Met another strange Shanghai local this week, not far removed from the ladyboy mentioned previously. He was dressed in a zebra print jacket, more bangles than Prince and shoes he nicked from Flash Gordon. To top it all off he was sporting a peaked green Robin Hood hat that Robin Hood would’ve been bullied for wearing. He began amiably enough, approaching me and some American friends with the opening, “Hello, nice to meet you, kiss my hand!” Upon refusal he shrieked, “Well fuck you then!” Upon hostility he replied, “Oh, I’m sorry, I apologise, please kiss my hand.” Upon refusal he returned to the second line. This conversation ended with us running down the road chanting “Ruffio! Ruffio!” while he stood on the street corner shaking his fists and screaming. It was very, very strange.

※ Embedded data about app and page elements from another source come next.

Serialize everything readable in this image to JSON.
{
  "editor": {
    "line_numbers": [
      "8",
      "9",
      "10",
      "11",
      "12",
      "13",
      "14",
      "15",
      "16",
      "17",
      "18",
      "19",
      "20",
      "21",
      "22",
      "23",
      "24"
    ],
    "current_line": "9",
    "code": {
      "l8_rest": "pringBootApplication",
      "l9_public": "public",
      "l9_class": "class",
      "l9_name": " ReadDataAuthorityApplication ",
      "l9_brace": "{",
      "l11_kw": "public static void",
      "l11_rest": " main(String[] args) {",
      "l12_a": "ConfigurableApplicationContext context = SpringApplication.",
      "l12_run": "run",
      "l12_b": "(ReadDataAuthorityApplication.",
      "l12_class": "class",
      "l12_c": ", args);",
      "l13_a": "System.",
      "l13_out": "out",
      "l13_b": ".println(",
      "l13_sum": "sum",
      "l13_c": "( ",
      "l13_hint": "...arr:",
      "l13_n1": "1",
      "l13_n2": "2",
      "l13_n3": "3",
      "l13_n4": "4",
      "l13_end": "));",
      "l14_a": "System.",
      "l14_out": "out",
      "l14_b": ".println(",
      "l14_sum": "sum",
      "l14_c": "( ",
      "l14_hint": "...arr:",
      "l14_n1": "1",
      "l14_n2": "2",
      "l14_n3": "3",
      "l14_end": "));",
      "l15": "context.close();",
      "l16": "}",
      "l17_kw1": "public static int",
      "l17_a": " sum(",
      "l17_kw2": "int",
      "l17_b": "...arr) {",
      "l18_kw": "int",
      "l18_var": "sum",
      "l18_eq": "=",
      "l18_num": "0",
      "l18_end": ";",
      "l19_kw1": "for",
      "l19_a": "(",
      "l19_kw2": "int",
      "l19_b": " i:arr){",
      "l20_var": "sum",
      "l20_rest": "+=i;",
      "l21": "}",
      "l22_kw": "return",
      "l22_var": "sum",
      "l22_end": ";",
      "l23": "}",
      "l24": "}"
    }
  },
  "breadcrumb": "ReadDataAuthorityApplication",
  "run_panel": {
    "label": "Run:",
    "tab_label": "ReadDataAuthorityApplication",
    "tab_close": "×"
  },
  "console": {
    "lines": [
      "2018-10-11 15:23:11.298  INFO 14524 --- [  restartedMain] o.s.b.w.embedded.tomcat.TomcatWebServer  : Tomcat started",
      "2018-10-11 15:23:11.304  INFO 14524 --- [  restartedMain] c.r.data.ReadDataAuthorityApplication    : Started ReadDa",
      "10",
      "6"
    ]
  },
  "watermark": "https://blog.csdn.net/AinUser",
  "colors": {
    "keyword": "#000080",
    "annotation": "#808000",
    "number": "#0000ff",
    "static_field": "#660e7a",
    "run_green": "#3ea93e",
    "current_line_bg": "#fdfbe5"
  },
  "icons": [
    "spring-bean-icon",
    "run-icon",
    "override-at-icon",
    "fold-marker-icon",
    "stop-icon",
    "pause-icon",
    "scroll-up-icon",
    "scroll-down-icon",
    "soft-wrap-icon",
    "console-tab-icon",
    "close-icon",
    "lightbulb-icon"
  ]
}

Finally, my flatmate and I manned up and bought a Wii. Obviously because we’re in China it came with a hard drive loaded with forty games (very legal) and new ones can be uploaded for the princely sum of 50p. Our favourite game? Mario Strikers. Fifa can suck on a chain chomp, this game is the nuts!